I was reminded of how well-known Alvarez’s impact hypothesis is now during a recent lecture, when a student asked how likely it is that another extinction event will happen to us? Other students’ responses about asteroids “completely taking out” all life on Earth, shows the connection that students make: mass extinctions arrive to Earth via asteroid.
In the scientific literature, there is still an active debate whether the “Terrible Day Hypothesis” fully hits the mark. Some evidence suggests that life was indeed thriving up until the asteroid struck, while others suggest that biotic stress was already rising during the last part of the Cretaceous, and that certain lineages were declining, with the asteroid serving as the final blow.
This debate is unlikely to be settled any time soon, but let’s consider for a moment whether the portrayal of mass extinctions happening in a single terrible day is particularly productive. Other Phanerozoic mass extinctions were not associated with asteroid impacts, and extinction durations are at least on the order of tens of thousands of years. Yet, the popular image of these extinctions occurring in a single terrible day persists, as evidenced by the increasing interest in the “Great Dying.”

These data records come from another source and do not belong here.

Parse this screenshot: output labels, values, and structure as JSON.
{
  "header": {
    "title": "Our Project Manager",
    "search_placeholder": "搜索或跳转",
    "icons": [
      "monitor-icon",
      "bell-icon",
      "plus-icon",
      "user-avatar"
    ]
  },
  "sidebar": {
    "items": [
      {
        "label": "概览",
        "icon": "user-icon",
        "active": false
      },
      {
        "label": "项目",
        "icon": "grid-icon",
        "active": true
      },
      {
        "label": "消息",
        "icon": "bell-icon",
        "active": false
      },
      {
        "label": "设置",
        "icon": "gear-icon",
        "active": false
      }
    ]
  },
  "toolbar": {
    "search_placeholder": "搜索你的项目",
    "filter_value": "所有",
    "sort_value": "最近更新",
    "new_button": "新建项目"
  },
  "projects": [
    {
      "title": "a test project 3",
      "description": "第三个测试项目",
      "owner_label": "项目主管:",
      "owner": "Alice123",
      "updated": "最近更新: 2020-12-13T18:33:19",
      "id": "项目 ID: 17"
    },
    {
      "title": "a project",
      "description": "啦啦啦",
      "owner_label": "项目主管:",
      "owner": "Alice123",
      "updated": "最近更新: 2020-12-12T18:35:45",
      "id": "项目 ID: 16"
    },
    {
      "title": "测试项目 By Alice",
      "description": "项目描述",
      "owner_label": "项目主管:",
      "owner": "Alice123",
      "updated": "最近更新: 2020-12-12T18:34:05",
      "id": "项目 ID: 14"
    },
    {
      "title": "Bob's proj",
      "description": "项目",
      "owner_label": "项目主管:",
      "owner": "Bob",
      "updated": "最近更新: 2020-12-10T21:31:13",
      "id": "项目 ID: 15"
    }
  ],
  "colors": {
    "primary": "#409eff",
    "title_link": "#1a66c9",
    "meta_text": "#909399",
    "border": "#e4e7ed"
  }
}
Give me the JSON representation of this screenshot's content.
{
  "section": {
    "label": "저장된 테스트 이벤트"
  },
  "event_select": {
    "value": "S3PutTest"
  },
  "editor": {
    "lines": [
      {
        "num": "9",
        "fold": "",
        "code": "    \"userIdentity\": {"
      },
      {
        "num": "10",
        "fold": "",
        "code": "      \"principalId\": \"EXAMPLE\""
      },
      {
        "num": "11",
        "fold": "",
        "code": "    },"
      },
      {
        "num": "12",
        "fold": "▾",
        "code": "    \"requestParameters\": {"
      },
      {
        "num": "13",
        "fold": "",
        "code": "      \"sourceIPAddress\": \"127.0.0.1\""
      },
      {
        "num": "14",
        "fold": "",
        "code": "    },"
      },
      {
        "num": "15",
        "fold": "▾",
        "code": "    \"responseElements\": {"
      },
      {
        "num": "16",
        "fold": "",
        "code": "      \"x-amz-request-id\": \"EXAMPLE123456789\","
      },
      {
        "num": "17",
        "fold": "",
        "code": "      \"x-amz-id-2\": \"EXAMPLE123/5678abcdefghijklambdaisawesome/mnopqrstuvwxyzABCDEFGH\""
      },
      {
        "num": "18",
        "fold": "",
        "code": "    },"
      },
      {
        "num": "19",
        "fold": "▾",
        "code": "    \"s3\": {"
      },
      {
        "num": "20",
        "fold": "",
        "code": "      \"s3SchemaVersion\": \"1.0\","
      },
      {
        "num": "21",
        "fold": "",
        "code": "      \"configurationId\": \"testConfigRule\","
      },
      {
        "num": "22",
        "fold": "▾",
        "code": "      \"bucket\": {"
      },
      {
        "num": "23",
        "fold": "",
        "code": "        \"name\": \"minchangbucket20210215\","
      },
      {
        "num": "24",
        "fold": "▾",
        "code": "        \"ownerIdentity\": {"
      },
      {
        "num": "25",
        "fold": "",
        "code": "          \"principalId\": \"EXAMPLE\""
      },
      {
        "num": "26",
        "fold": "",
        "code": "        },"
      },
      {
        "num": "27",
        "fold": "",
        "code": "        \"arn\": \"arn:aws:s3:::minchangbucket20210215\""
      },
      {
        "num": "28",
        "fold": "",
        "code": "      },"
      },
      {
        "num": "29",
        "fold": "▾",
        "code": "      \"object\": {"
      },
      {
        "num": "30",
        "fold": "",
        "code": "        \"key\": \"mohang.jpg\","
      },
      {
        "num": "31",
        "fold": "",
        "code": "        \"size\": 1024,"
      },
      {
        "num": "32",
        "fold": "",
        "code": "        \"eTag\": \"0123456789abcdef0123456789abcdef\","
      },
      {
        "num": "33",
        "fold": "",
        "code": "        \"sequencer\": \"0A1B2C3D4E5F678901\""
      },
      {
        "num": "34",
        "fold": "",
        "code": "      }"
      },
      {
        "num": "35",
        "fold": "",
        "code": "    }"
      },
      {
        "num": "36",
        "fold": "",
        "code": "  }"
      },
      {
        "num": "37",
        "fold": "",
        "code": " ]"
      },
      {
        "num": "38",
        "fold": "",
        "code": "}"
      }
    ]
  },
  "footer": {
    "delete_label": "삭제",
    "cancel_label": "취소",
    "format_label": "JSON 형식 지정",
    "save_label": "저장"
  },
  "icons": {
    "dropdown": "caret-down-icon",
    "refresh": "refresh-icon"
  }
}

If we were able to study Anthropocene rocks in the future, would a popular image emerge where one day life was thriving and the next, humans had killed everything? This is certainly what it would seem like, as the layers of rock representing the Anthropocene, whether you put the boundary at 50,000 or 50 years ago, would be a thin sliver. And many species would go missing as you traverse this sliver. But there is no apocalypse out my window. A more realistic view of mass extinctions would acknowledge that they are the effect of numerous biotic and abiotic factors, such as climate change, progressive habitat degradation, collapse of food-webs and symbiotic interactions, loss of genetic diversity and introduction of novel predators, competitors and pathogens. The terrible day is already here, no space rock needed.
Tammo Reichgelt, February 4, 2021